By Robert Fee
(Originally published on Friday, Feb. 1, 2008 in The Chronicle)
Regardless of how it may seem, sustainability is not a well-embraced idea. Many intelligent and conservative people challenge the notion of global warming as the chief threat to our habitat. Science, they say, has not proven with certainty that the planet is getting warmer, or that we are in any way responsible if it is.
Some people piously tell us that none of this matters because the world will go on after we have departed. If you don’t believe this, watch a rerun of the History Channel’s “Life After People” or “The Planet of the Apes.”
I think it does matter, and if I am human with a self-interested philosophy of life, then I take responsibility for it. After all, isn’t it in our self-interest to not consume resources that are beyond the carrying capacity of the planet?
Paul Hawken brought this to our attention in his 1993 book “The Ecology of Commerce,” the same book that inspired Ray Anderson to be an articulate spokesperson for the cause. As founder and CEO of Interface Carpet, Anderson is an in-the-trenches, real, working example of how theory informs practice and practice reveals principle. If you haven’t heard Anderson talk, stay tuned because my job as a member of the Sustainability and Eco-practices Council is to get him back to SCAD soon.*
As designers of products, environments, communications and services, we can all work to improve the sustainability of Earth.
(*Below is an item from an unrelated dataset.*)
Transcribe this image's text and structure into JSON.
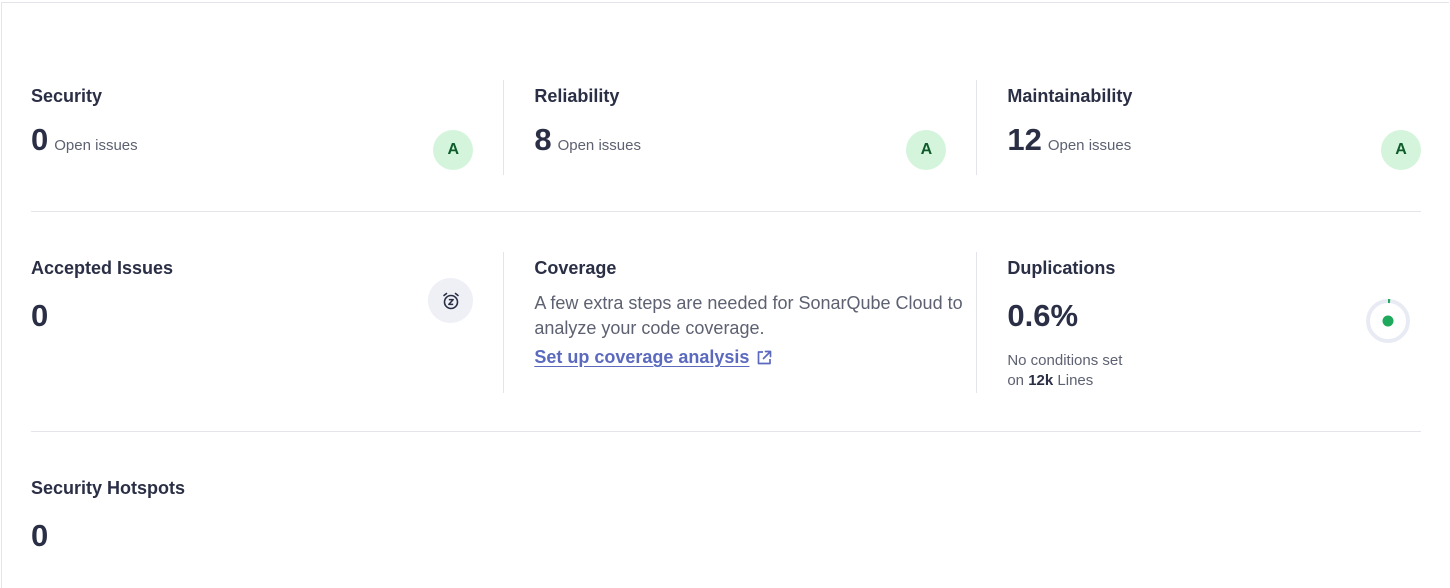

Just as we are fast learners regarding our particular design projects, we must quickly learn the science behind the manufacturing processes and materials we use. Janine Benyus’s seminal “Biomimicry” provides a strong foundation, including a detailed description of life in an ordinary field and why specialization can be risky. Take industrial designers’ favorite plastic polymer, cellulosics. Its primary ingredient is cellulose — plant fiber. That is a good thing, but how many of us know the number of toxic chemicals used to refine and manufacture it? I don’t.
Another environmental concern is an abundance of service-oriented obstacles — which we can solve as designers. Easily recycled soda and water bottles exist, but if they don’t get collected, they won’t get recycled. If you buy a new computer, will the manufacturer take your old one and properly dispose of it? How about reusable grocery bags? They are a technical solution to the paper vs. plastic dilemma, but who actually uses them? Do you?
These are all design problems that can be tackled by architects, designers and business leaders.